The genre of academic writing often requires you to put your proverbial stamp on a text or a problem. I’ve never been especially comfortable with that as an expectation for intellectual work, or for intellectual life. Although I have pretty strong opinions about most things and will give them if pressed, I’m most comfortable listening—perhaps because (like you, Hannah!) I was raised by psychoanalysts. That’s probably evident in my critical writing, which is very rarely polemical, unless I have occasion to talk about scholarly trends that I think are reactionary or damaging. I’m happy to present my ideas in a way that feels maybe gently prodding, but I really don’t like to come out swinging, though I admire it when other people do.

That said, in The Calamity Form, there’s a chapter on Wordsworth that begins with the sentence “I don’t like Wordsworth.” Some people just loved that—especially people who also don’t like Wordsworth—but others were really rubbed the wrong way, less by the sentiment, I think, than by the way it sort of breaks the fourth wall of academic writing. If I review something in the New York Review of Books and it’s clear I don’t particularly like it, the readers of the New York Review of Books are aware that I’m giving my own opinion, and that while perhaps I’m hoping to influence their opinion, I’m not staking anything morally grand on whether or not we ultimately agree. But academics are much more in the business of producing norms, so if I say “I don’t like Wordsworth,” a professional Romanticist reading that phrase might respond, “Are you saying we’re not allowed to like Wordsworth?” No, I’m saying I don’t like Wordsworth—in that chapter, as a preliminary to a discussion of some very specific features of his poetics. In general, I speak only for myself. Academia encourages the conquest of the material and the conquest of the reader; that’s just not my bag.

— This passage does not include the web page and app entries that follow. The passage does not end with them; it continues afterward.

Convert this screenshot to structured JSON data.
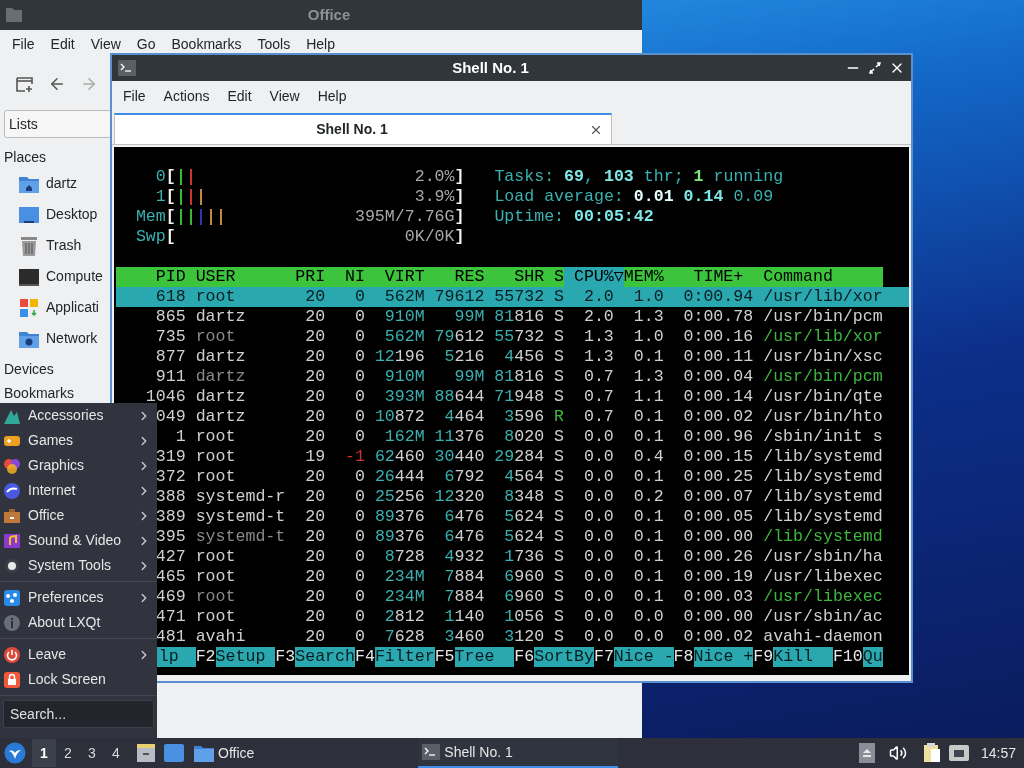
{
  "file_manager": {
    "title": "Office",
    "menu": [
      "File",
      "Edit",
      "View",
      "Go",
      "Bookmarks",
      "Tools",
      "Help"
    ],
    "sidebar": {
      "mode": "Lists",
      "sections": [
        {
          "heading": "Places",
          "items": [
            {
              "label": "dartz",
              "kind": "home"
            },
            {
              "label": "Desktop",
              "kind": "desktop"
            },
            {
              "label": "Trash",
              "kind": "trash"
            },
            {
              "label": "Compute",
              "kind": "computer"
            },
            {
              "label": "Applicati",
              "kind": "apps"
            },
            {
              "label": "Network",
              "kind": "network"
            }
          ]
        },
        {
          "heading": "Devices"
        },
        {
          "heading": "Bookmarks"
        }
      ]
    }
  },
  "terminal": {
    "title": "Shell No. 1",
    "menu": [
      "File",
      "Actions",
      "Edit",
      "View",
      "Help"
    ],
    "tabs": [
      {
        "label": "Shell No. 1",
        "selected": true
      }
    ],
    "htop": {
      "meters": [
        {
          "label": "0",
          "open": "[",
          "value": "2.0%",
          "close": "]",
          "segments": [
            {
              "color": "#33bb33"
            },
            {
              "color": "#cc3333"
            }
          ]
        },
        {
          "label": "1",
          "open": "[",
          "value": "3.9%",
          "close": "]",
          "segments": [
            {
              "color": "#33bb33"
            },
            {
              "color": "#cc3333"
            },
            {
              "color": "#c08a3a"
            }
          ]
        },
        {
          "label": "Mem",
          "open": "[",
          "value": "395M/7.76G",
          "close": "]",
          "segments": [
            {
              "color": "#33bb33"
            },
            {
              "color": "#33bb33"
            },
            {
              "color": "#3333aa"
            },
            {
              "color": "#c08a3a"
            },
            {
              "color": "#c08a3a"
            }
          ]
        },
        {
          "label": "Swp",
          "open": "[",
          "value": "0K/0K",
          "close": "]"
        }
      ],
      "summary": [
        {
          "segments": [
            {
              "text": "Tasks: ",
              "color": "#3ab0b0",
              "bold": false
            },
            {
              "text": "69",
              "color": "#7fe8e8",
              "bold": true
            },
            {
              "text": ", ",
              "color": "#3ab0b0",
              "bold": false
            },
            {
              "text": "103",
              "color": "#7fe8e8",
              "bold": true
            },
            {
              "text": " thr; ",
              "color": "#3ab0b0",
              "bold": false
            },
            {
              "text": "1",
              "color": "#7fe87f",
              "bold": true
            },
            {
              "text": " running",
              "color": "#3ab0b0",
              "bold": false
            }
          ]
        },
        {
          "segments": [
            {
              "text": "Load average: ",
              "color": "#3ab0b0",
              "bold": false
            },
            {
              "text": "0.01 ",
              "color": "#e8ffff",
              "bold": true
            },
            {
              "text": "0.14 ",
              "color": "#7fe8e8",
              "bold": true
            },
            {
              "text": "0.09",
              "color": "#3ab0b0",
              "bold": false
            }
          ]
        },
        {
          "segments": [
            {
              "text": "Uptime: ",
              "color": "#3ab0b0",
              "bold": false
            },
            {
              "text": "00:05:42",
              "color": "#7fe8e8",
              "bold": true
            }
          ]
        }
      ],
      "columns": [
        {
          "label": "PID",
          "sorted": false
        },
        {
          "label": "USER",
          "sorted": false
        },
        {
          "label": "PRI",
          "sorted": false
        },
        {
          "label": "NI",
          "sorted": false
        },
        {
          "label": "VIRT",
          "sorted": false
        },
        {
          "label": "RES",
          "sorted": false
        },
        {
          "label": "SHR",
          "sorted": false
        },
        {
          "label": "S",
          "sorted": false
        },
        {
          "label": "CPU%▽",
          "sorted": true
        },
        {
          "label": "MEM%",
          "sorted": false
        },
        {
          "label": "TIME+",
          "sorted": false
        },
        {
          "label": "Command",
          "sorted": false
        }
      ],
      "processes": [
        {
          "cells": [
            "618",
            "root",
            "20",
            "0",
            "562M",
            "79612",
            "55732",
            "S",
            "2.0",
            "1.0",
            "0:00.94",
            "/usr/lib/xor"
          ],
          "selected": true,
          "thread": false,
          "running": false,
          "boosted": false
        },
        {
          "cells": [
            "865",
            "dartz",
            "20",
            "0",
            "910M",
            "99M",
            "81816",
            "S",
            "2.0",
            "1.3",
            "0:00.78",
            "/usr/bin/pcm"
          ],
          "selected": false,
          "thread": false,
          "running": false,
          "boosted": false
        },
        {
          "cells": [
            "735",
            "root",
            "20",
            "0",
            "562M",
            "79612",
            "55732",
            "S",
            "1.3",
            "1.0",
            "0:00.16",
            "/usr/lib/xor"
          ],
          "selected": false,
          "thread": true,
          "running": false,
          "boosted": false
        },
        {
          "cells": [
            "877",
            "dartz",
            "20",
            "0",
            "12196",
            "5216",
            "4456",
            "S",
            "1.3",
            "0.1",
            "0:00.11",
            "/usr/bin/xsc"
          ],
          "selected": false,
          "thread": false,
          "running": false,
          "boosted": false
        },
        {
          "cells": [
            "911",
            "dartz",
            "20",
            "0",
            "910M",
            "99M",
            "81816",
            "S",
            "0.7",
            "1.3",
            "0:00.04",
            "/usr/bin/pcm"
          ],
          "selected": false,
          "thread": true,
          "running": false,
          "boosted": false
        },
        {
          "cells": [
            "1046",
            "dartz",
            "20",
            "0",
            "393M",
            "88644",
            "71948",
            "S",
            "0.7",
            "1.1",
            "0:00.14",
            "/usr/bin/qte"
          ],
          "selected": false,
          "thread": false,
          "running": false,
          "boosted": false
        },
        {
          "cells": [
            "049",
            "dartz",
            "20",
            "0",
            "10872",
            "4464",
            "3596",
            "R",
            "0.7",
            "0.1",
            "0:00.02",
            "/usr/bin/hto"
          ],
          "selected": false,
          "thread": false,
          "running": true,
          "boosted": false
        },
        {
          "cells": [
            "1",
            "root",
            "20",
            "0",
            "162M",
            "11376",
            "8020",
            "S",
            "0.0",
            "0.1",
            "0:00.96",
            "/sbin/init s"
          ],
          "selected": false,
          "thread": false,
          "running": false,
          "boosted": false
        },
        {
          "cells": [
            "319",
            "root",
            "19",
            "-1",
            "62460",
            "30440",
            "29284",
            "S",
            "0.0",
            "0.4",
            "0:00.15",
            "/lib/systemd"
          ],
          "selected": false,
          "thread": false,
          "running": false,
          "boosted": true
        },
        {
          "cells": [
            "372",
            "root",
            "20",
            "0",
            "26444",
            "6792",
            "4564",
            "S",
            "0.0",
            "0.1",
            "0:00.25",
            "/lib/systemd"
          ],
          "selected": false,
          "thread": false,
          "running": false,
          "boosted": false
        },
        {
          "cells": [
            "388",
            "systemd-r",
            "20",
            "0",
            "25256",
            "12320",
            "8348",
            "S",
            "0.0",
            "0.2",
            "0:00.07",
            "/lib/systemd"
          ],
          "selected": false,
          "thread": false,
          "running": false,
          "boosted": false
        },
        {
          "cells": [
            "389",
            "systemd-t",
            "20",
            "0",
            "89376",
            "6476",
            "5624",
            "S",
            "0.0",
            "0.1",
            "0:00.05",
            "/lib/systemd"
          ],
          "selected": false,
          "thread": false,
          "running": false,
          "boosted": false
        },
        {
          "cells": [
            "395",
            "systemd-t",
            "20",
            "0",
            "89376",
            "6476",
            "5624",
            "S",
            "0.0",
            "0.1",
            "0:00.00",
            "/lib/systemd"
          ],
          "selected": false,
          "thread": true,
          "running": false,
          "boosted": false
        },
        {
          "cells": [
            "427",
            "root",
            "20",
            "0",
            "8728",
            "4932",
            "1736",
            "S",
            "0.0",
            "0.1",
            "0:00.26",
            "/usr/sbin/ha"
          ],
          "selected": false,
          "thread": false,
          "running": false,
          "boosted": false
        },
        {
          "cells": [
            "465",
            "root",
            "20",
            "0",
            "234M",
            "7884",
            "6960",
            "S",
            "0.0",
            "0.1",
            "0:00.19",
            "/usr/libexec"
          ],
          "selected": false,
          "thread": false,
          "running": false,
          "boosted": false
        },
        {
          "cells": [
            "469",
            "root",
            "20",
            "0",
            "234M",
            "7884",
            "6960",
            "S",
            "0.0",
            "0.1",
            "0:00.03",
            "/usr/libexec"
          ],
          "selected": false,
          "thread": true,
          "running": false,
          "boosted": false
        },
        {
          "cells": [
            "471",
            "root",
            "20",
            "0",
            "2812",
            "1140",
            "1056",
            "S",
            "0.0",
            "0.0",
            "0:00.00",
            "/usr/sbin/ac"
          ],
          "selected": false,
          "thread": false,
          "running": false,
          "boosted": false
        },
        {
          "cells": [
            "481",
            "avahi",
            "20",
            "0",
            "7628",
            "3460",
            "3120",
            "S",
            "0.0",
            "0.0",
            "0:00.02",
            "avahi-daemon"
          ],
          "selected": false,
          "thread": false,
          "running": false,
          "boosted": false
        }
      ],
      "function_keys": [
        {
          "label": "lp"
        },
        {
          "key": "F2",
          "label": "Setup"
        },
        {
          "key": "F3",
          "label": "Search"
        },
        {
          "key": "F4",
          "label": "Filter"
        },
        {
          "key": "F5",
          "label": "Tree"
        },
        {
          "key": "F6",
          "label": "SortBy"
        },
        {
          "key": "F7",
          "label": "Nice -"
        },
        {
          "key": "F8",
          "label": "Nice +"
        },
        {
          "key": "F9",
          "label": "Kill"
        },
        {
          "key": "F10",
          "label": "Qu"
        }
      ]
    }
  },
  "start_menu": {
    "groups": [
      [
        {
          "label": "Accessories",
          "kind": "accessories",
          "submenu": true
        },
        {
          "label": "Games",
          "kind": "games",
          "submenu": true
        },
        {
          "label": "Graphics",
          "kind": "graphics",
          "submenu": true
        },
        {
          "label": "Internet",
          "kind": "internet",
          "submenu": true
        },
        {
          "label": "Office",
          "kind": "office",
          "submenu": true
        },
        {
          "label": "Sound & Video",
          "kind": "media",
          "submenu": true
        },
        {
          "label": "System Tools",
          "kind": "system",
          "submenu": true
        }
      ],
      [
        {
          "label": "Preferences",
          "kind": "preferences",
          "submenu": true
        },
        {
          "label": "About LXQt",
          "kind": "about",
          "submenu": false
        }
      ],
      [
        {
          "label": "Leave",
          "kind": "leave",
          "submenu": true
        },
        {
          "label": "Lock Screen",
          "kind": "lock",
          "submenu": false
        }
      ]
    ],
    "search": {
      "placeholder": "Search..."
    }
  },
  "taskbar": {
    "desktops": [
      {
        "label": "1",
        "selected": true
      },
      {
        "label": "2",
        "selected": false
      },
      {
        "label": "3",
        "selected": false
      },
      {
        "label": "4",
        "selected": false
      }
    ],
    "tasks": [
      {
        "label": "Office",
        "kind": "folder",
        "active": false
      },
      {
        "label": "Shell No. 1",
        "kind": "terminal",
        "active": true
      }
    ],
    "clock": "14:57"
  }
}
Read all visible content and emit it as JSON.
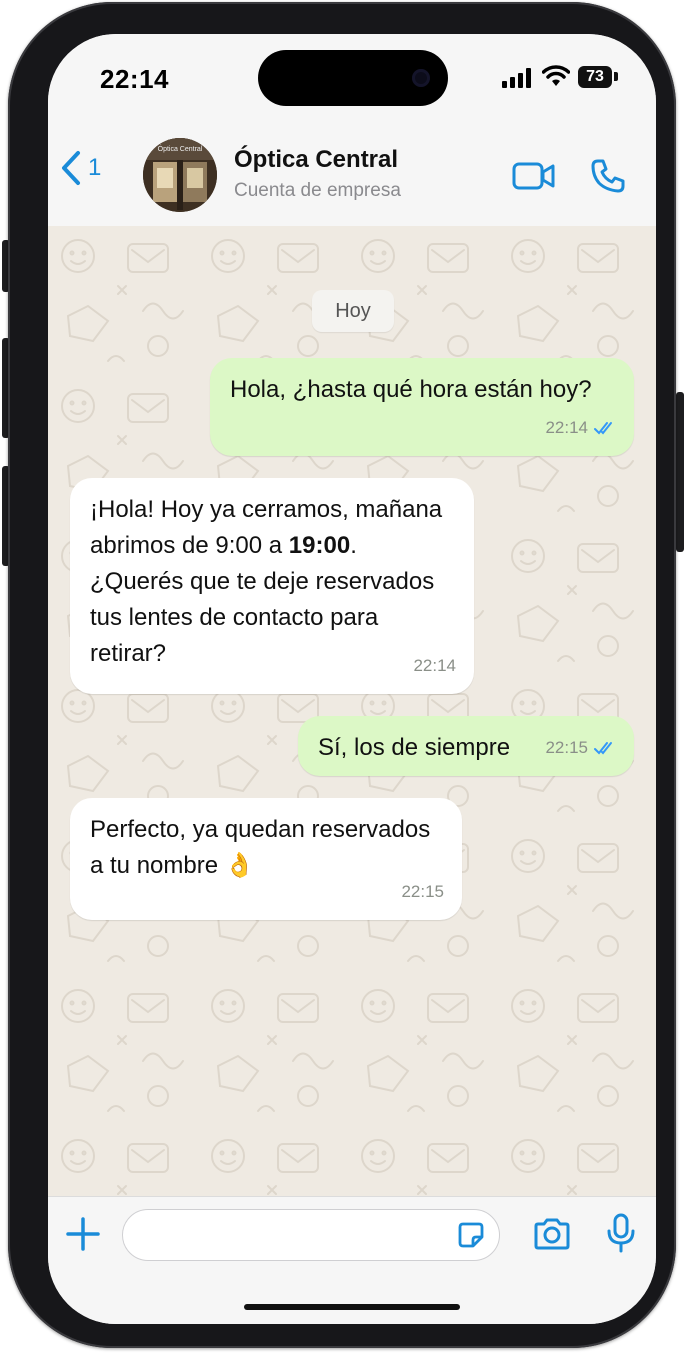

This article was commissioned by B. R. Cohenicon

Featured image: Courtesy of Anahid Nersessian, 2021.